The May 2021 meeting of the Hopkins County Genealogical Society will be presented by Zoom meeting on Thursday May 20 at 7pm. The address to register for the Zoom meeting is listed below. Presenter is Susan Kaufman, currently Director of Education in the Texas State Genealogical Society. Her theme will be ‘Using Social History to Enhance Family Stories’.
“Using Social History to Enhance Family Stories” by Susan Kaufman, Senior Manager of Houston Public Library’s Clayton Library Center for Genealogical Research
This presentation will help you to find sources to help you to understand the context in which your family lived, celebrated, cooked, listened to music, and other daily activities that help provide the stories that make our families come alive. Family history research put in context goes beyond just a name, date and place on a pedigree chart. Social history helps us to better understand lives, provides a background to our research, adds interest to the pedigree chart and can also lead to additional records.
When we look at our pedigree charts, so many questions begin to swirl in our heads.
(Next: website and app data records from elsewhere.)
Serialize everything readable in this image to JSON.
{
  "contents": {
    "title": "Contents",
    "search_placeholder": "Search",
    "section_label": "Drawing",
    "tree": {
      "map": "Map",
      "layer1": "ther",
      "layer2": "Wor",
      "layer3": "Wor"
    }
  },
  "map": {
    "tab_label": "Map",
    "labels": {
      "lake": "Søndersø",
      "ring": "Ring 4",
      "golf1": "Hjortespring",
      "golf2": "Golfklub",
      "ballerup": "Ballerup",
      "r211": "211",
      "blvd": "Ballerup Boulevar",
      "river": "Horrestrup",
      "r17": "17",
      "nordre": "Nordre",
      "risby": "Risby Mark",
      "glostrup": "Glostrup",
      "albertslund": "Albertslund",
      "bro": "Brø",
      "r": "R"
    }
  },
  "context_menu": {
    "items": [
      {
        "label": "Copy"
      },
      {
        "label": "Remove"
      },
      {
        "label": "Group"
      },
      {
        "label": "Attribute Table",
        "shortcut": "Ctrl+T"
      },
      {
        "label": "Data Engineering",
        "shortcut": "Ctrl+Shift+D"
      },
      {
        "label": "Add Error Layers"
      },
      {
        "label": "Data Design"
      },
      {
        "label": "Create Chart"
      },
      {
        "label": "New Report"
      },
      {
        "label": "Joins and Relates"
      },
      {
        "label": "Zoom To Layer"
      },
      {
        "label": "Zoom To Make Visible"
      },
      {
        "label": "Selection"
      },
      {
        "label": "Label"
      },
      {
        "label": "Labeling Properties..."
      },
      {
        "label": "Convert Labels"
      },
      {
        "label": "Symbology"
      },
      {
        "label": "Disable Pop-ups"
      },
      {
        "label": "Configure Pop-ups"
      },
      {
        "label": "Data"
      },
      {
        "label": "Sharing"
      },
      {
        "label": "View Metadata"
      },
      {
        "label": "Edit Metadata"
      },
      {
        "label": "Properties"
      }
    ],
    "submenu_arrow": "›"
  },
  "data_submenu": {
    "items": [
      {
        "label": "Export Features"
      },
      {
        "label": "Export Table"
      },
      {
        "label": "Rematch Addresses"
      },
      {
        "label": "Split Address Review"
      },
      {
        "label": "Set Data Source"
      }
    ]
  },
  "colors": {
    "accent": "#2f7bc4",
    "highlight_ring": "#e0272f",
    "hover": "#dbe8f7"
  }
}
We want to know what the day was like for those names. What did they wear, how did they cook, what did they cook, how did they grieve, how did they get to the place they were, what was their environment like, what challenges did they have? What were their fashions, how did they get from one place to another? What was the trip across the ocean like? What hardships did they live through? Were they persecuted? What happened to them as they settled? How did they, why did they have to defend themselves? We want to know what role society played in their lives…and what role they played in society.
What is social history and why should we care?
Social history is history on the micro level, examining how families fit into, were part of, and can help answer the impact society had on them. Social history helps us to better understand lives providing context to our research. Social history fills in the gaps between the birth, marriage and death of an ancestor. It helps us to understand how they worked, how they played, and who they were.
It is the study of ordinary people’s lives. It is the stories we were told as children, heard as adults, and the memories we share. These are the stories of life. Our families live in social context, with a circle of relatives, friends, acquaintances all placed in a world of activity. These stories are the fabric that weaves and creates a “family history” We want to know how our ancestors lived and what life was like for them. This creates a picture in our mind of who and what they were.
Researching the historical context of your family gives us broader picture of what our families thought about, what events were impacting their lives, how they worked, events that were part of their lives. In addition, as a bonus, it might even make the most reluctant person who is not even interested in “genealogy’ become interested in “family history”
When: May 20, 2021 07:00 PM Central Time (US and Canada)
Register in advance for this meeting by clicking HERE
After registering, you will receive a confirmation email containing information about joining the meeting.